Video: Cancer: The Emperor of All Maladies Trailer | Watch Cancer: The Emperor of All Maladies Online | PBS Video.
You’re all watching this, right? You’ve already watched it?
Good. I need to re-watch a time or two more before I give you my bullet points, but wow.
Hot off the press for my policy class about being a patient and looking at treatment options and statistics. No good choices yet.
The Fear & The Data
I’m the kind of patient who wants to, no insists, on knowing the numbers. When I was diagnosed with melanoma a little bit more than a year ago the sentence after “the tumor is malignant” was me asking “how deep.” I already had the tumor staging chart in front of me. That’s not true. It was dark, I was outside, and I had that thing memorized. My tumor was staged 2B, my stats are 60% survival at 5 years. I absolutely consent to a wide tumor excision and sentinel node excision. I am unable to undergo the recommended course of immunotherapy (12 month course) for adjuvant treatment that would have got me an additional 7% survival, due to my comorbid Lupus. I look for second and third and fourth opinions, and find a reputable oncologist with specific experience in my sub-type of melanoma who recommends adjuvant cutaneous radiation. The doc, my radiation oncologist, and I pull the best studies we can and make a good argument for radiation therapy in reducing recurrence of melanoma at the site (and more than 80% of melanomas of my subtype reoccur at the site) by 12-15%. SOLD! For $6,000 out-of-pocket, 6 weeks of my life, and 2 months of healing third degree burns and radiation toxicity. Steep. But fear is a powerful motivator. And fear of abandoning your young child? I mean I don’t have to tell you.
Would I have done the radiation for 5% reduced recurrence? I am aware that radiation can cause late malignancies. But REGRET. I could never forgive myself a lost chance to raise my child. Despite my lack of faith in integrity of studies in general, my non-surprise at aberrant results, and my belief that as a young person I may have more bounce back in me, I cling to the numbers with fear and with hope. Some people see themselves as the exception. I can’t help but see myself as the rule.
Sorry y’all for all the personal posts of late. I’ve had some trouble crossing the Lethe that runs between the hospital and my house (rt. 29). Forgive me, that’s the last time “death” becomes a tag in three consecutive posts.
From my policy textbook this AM, I thought I’d share:
The evidence that insurance and the access to care it facilitates improves health, particularly for vulnerable populations (due to age or chronic illness, or both) is as close to an incontrovertible truth as one can find in social science.” -Austin Frakt
So I’m working up the guts to post a statement of benefits that will help show the calculus that goes into medical billing. As I’m finding the courage, take these two super-fun health policy quizzes! It’s like Jeopardy but the only category is health policy!

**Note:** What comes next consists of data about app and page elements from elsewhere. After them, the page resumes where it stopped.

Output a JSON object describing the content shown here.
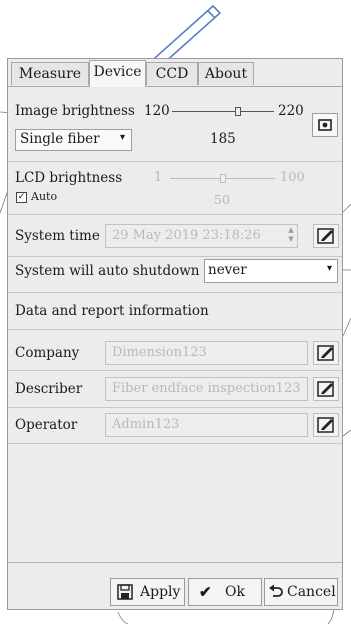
{
  "tabs": [
    "Measure",
    "Device",
    "CCD",
    "About"
  ],
  "active_tab": "Device",
  "image_brightness": {
    "label": "Image brightness",
    "min": "120",
    "max": "220",
    "value": "185",
    "mode": "Single fiber"
  },
  "lcd_brightness": {
    "label": "LCD brightness",
    "min": "1",
    "max": "100",
    "value": "50",
    "auto_label": "Auto",
    "auto_checked": true
  },
  "system_time": {
    "label": "System time",
    "value": "29 May 2019 23:18:26"
  },
  "auto_shutdown": {
    "label": "System will auto shutdown",
    "value": "never"
  },
  "report_section": {
    "title": "Data and report information",
    "fields": [
      {
        "label": "Company",
        "value": "Dimension123"
      },
      {
        "label": "Describer",
        "value": "Fiber endface inspection123"
      },
      {
        "label": "Operator",
        "value": "Admin123"
      }
    ]
  },
  "buttons": {
    "apply": "Apply",
    "ok": "Ok",
    "cancel": "Cancel"
  },
  "colors": {
    "panel_bg": "#ececec",
    "border": "#9a9a9a",
    "disabled_text": "#b8b8b8",
    "pen_stroke": "#5b7fbf"
  }
}
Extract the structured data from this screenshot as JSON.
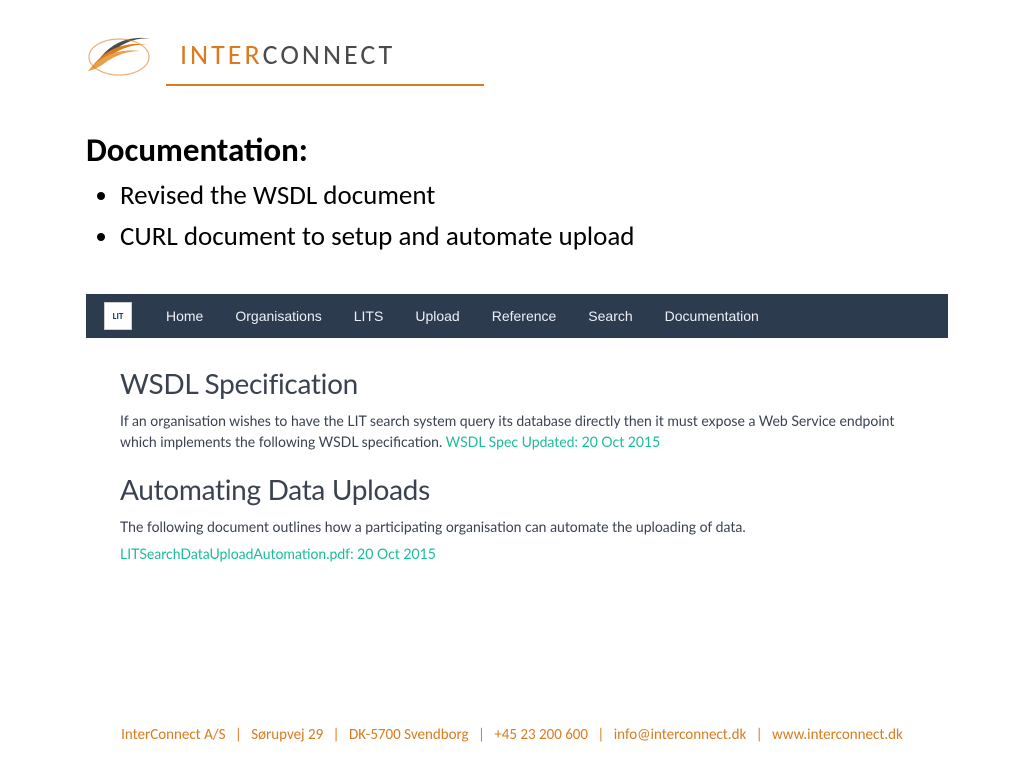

IS THIS HEAVEN?!
International health policy quiz
Final Jeopardy: The Medicare program was signed into law by this president. (Hint: to answer this question you must know the difference between Medicare and Medicaid, study up!).
You are so welcome.